“When Israel was a child, I loved him, and out of Egypt I called my son. The more they were called, the more they went away; they kept sacrificing to the Baals and burning offerings to idols” (vv. 1–2).
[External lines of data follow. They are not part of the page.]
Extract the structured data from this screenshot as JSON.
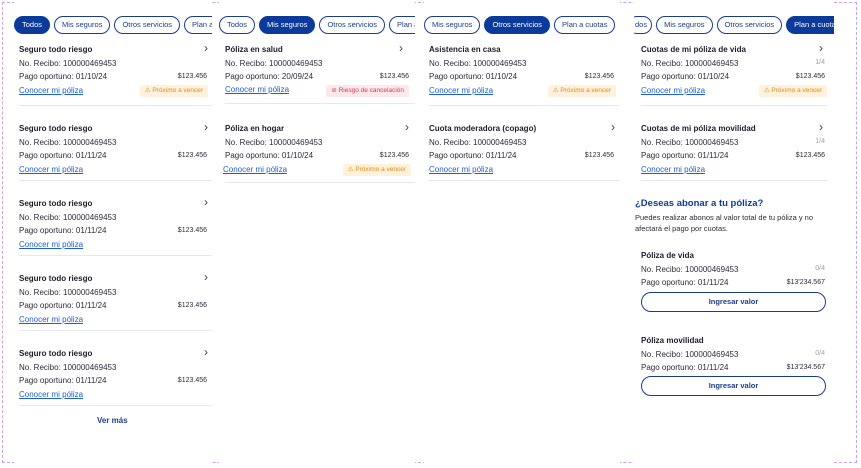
{
  "screen1": {
    "tabs": [
      "Todos",
      "Mis seguros",
      "Otros servicios",
      "Plan a cuotas"
    ],
    "active_tab": 0,
    "cards": [
      {
        "title": "Seguro todo riesgo",
        "recibo": "No. Recibo: 100000469453",
        "pago": "Pago oportuno: 01/10/24",
        "amount": "$123.456",
        "link": "Conocer mi póliza",
        "badge": "Próximo a vencer"
      },
      {
        "title": "Seguro todo riesgo",
        "recibo": "No. Recibo: 100000469453",
        "pago": "Pago oportuno: 01/11/24",
        "amount": "$123.456",
        "link": "Conocer mi póliza"
      },
      {
        "title": "Seguro todo riesgo",
        "recibo": "No. Recibo: 100000469453",
        "pago": "Pago oportuno: 01/11/24",
        "amount": "$123.456",
        "link": "Conocer mi póliza"
      },
      {
        "title": "Seguro todo riesgo",
        "recibo": "No. Recibo: 100000469453",
        "pago": "Pago oportuno: 01/11/24",
        "amount": "$123.456",
        "link": "Conocer mi póliza"
      },
      {
        "title": "Seguro todo riesgo",
        "recibo": "No. Recibo: 100000469453",
        "pago": "Pago oportuno: 01/11/24",
        "amount": "$123.456",
        "link": "Conocer mi póliza"
      }
    ],
    "ver_mas": "Ver más"
  },
  "screen2": {
    "tabs": [
      "Todos",
      "Mis seguros",
      "Otros servicios",
      "Plan a cuotas"
    ],
    "active_tab": 1,
    "cards": [
      {
        "title": "Póliza en salud",
        "recibo": "No. Recibo: 100000469453",
        "pago": "Pago oportuno: 20/09/24",
        "amount": "$123.456",
        "link": "Conocer mi póliza",
        "badge": "Riesgo de cancelación",
        "badge_type": "risk"
      },
      {
        "title": "Póliza en hogar",
        "recibo": "No. Recibo: 100000469453",
        "pago": "Pago oportuno: 01/10/24",
        "amount": "$123.456",
        "link": "Conocer mi póliza",
        "badge": "Próximo a vencer",
        "badge_type": "warn"
      }
    ]
  },
  "screen3": {
    "tabs": [
      "Mis seguros",
      "Otros servicios",
      "Plan a cuotas"
    ],
    "active_tab": 1,
    "cards": [
      {
        "title": "Asistencia en casa",
        "recibo": "No. Recibo: 100000469453",
        "pago": "Pago oportuno: 01/10/24",
        "amount": "$123.456",
        "link": "Conocer mi póliza",
        "badge": "Próximo a vencer"
      },
      {
        "title": "Cuota moderadora (copago)",
        "recibo": "No. Recibo: 100000469453",
        "pago": "Pago oportuno: 01/11/24",
        "amount": "$123.456",
        "link": "Conocer mi póliza"
      }
    ]
  },
  "screen4": {
    "tabs": [
      "dos",
      "Mis seguros",
      "Otros servicios",
      "Plan a cuotas"
    ],
    "active_tab": 3,
    "cards": [
      {
        "title": "Cuotas de mi póliza de vida",
        "recibo": "No. Recibo: 100000469453",
        "cuota": "1/4",
        "pago": "Pago oportuno: 01/10/24",
        "amount": "$123.456",
        "link": "Conocer mi póliza",
        "badge": "Próximo a vencer"
      },
      {
        "title": "Cuotas de mi póliza movilidad",
        "recibo": "No. Recibo: 100000469453",
        "cuota": "1/4",
        "pago": "Pago oportuno: 01/11/24",
        "amount": "$123.456",
        "link": "Conocer mi póliza"
      }
    ],
    "abono_title": "¿Deseas abonar a tu póliza?",
    "abono_desc": "Puedes realizar abonos al valor total de tu póliza y no afectará el pago por cuotas.",
    "abono_cards": [
      {
        "title": "Póliza de vida",
        "recibo": "No. Recibo: 100000469453",
        "cuota": "0/4",
        "pago": "Pago oportuno: 01/11/24",
        "amount": "$13'234.567",
        "button": "Ingresar valor"
      },
      {
        "title": "Póliza movilidad",
        "recibo": "No. Recibo: 100000469453",
        "cuota": "0/4",
        "pago": "Pago oportuno: 01/11/24",
        "amount": "$13'234.567",
        "button": "Ingresar valor"
      }
    ]
  },
  "icons": {
    "chevron": "chevron-right-icon",
    "warning": "warning-icon",
    "risk": "alert-icon"
  },
  "colors": {
    "primary": "#0a3a9a",
    "link": "#1d5fd1",
    "warn_bg": "#fff1dc",
    "warn_text": "#e08a12",
    "risk_bg": "#fde9ec",
    "risk_text": "#d33a4a"
  }
}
Israel’s exodus from Egypt was God’s chief old covenant act of salvation, and the prophets used it to predict a new exodus under the Messiah’s ministry (Jer. 16:14–21; Micah 7:14–17). Although the prophets certainly knew the failures of the wilderness generation, they tended to idealize that period as a time of faithfulness because, after all, that generation of Israelites heeded the incredible call to stand up to the most powerful empire of their day and follow Moses to the Promised Land (Jer. 2:6; Hos. 2:14–15; Amos 2:9–11). Compared to the prophets’ era of rampant, nonstop idolatry, the period of the exodus and wilderness wanderings was indeed a golden age. Today’s passage reveals God’s heart toward His old covenant people, lamenting their turn from Him to the Baals and other idols. Essentially, the Lord said to His people: “How could you?” Given all He had done for them as their loving husband, Israel’s betrayal was great indeed (Hos. 11:1–4). Of course, it is not as if the Lord was incapacitated by grief, which would be impossible for an omnipotent being. Neither was Israel’s failure unexpected on God’s part (Deut. 31:14–22). Yet Israel did grieve the Lord in its dalliances with other gods, and His holiness demanded retribution (Hos. 11:5–7). As a whole, Israel clearly failed in its calling to worship and serve the Lord. Yet as God has made His honor dependent on transforming Israel into a holy nation (Gen. 15; Ex. 32:1–14; 1 Sam. 12:22), He had to keep this promise in some way. As noted above, there would be a new exodus of a new Israel that would fulfill God’s purposes. This new Israel would have continuity with the old, for there were many saints under the old covenant, but since even the holiest saint does not possess the righteousness the Lord demands, the outworking of His plans for this new Israel would take on a new form. The New Testament says that this all happened in Christ, who is Himself the new Israel, and who makes all who trust in Him alone, ethnic Jew and Gentile alike, into true Israelites. This is the point that Matthew makes when he says Hosea 11:1 is fulfilled in Christ’s return with His parents to Nazareth from Egypt (Matt. 2:13–15, 19–23). He is not saying that Hosea 11:1 originally had Jesus in view but that Jesus repeats the history of Israel in His own person. He fulfills Hosea’s text because He is the true, faithful Son of God who perfectly lives out the calling first given to old covenant Israel.
Coram DeoLiving before the face of God
New Testament fulfillment language does not always mean a prophet directly saw an aspect of Jesus’ ministry. When the Apostles say Christ fulfilled a prophecy, they sometimes mean that He is the true realization of a particular old covenant theme or institution. Looking for such things when we read the Old Testament helps us better understand Christ’s work. These themes and institutions include such things as exodus, exile, restoration, prophet, priest, king, temple, and Israel.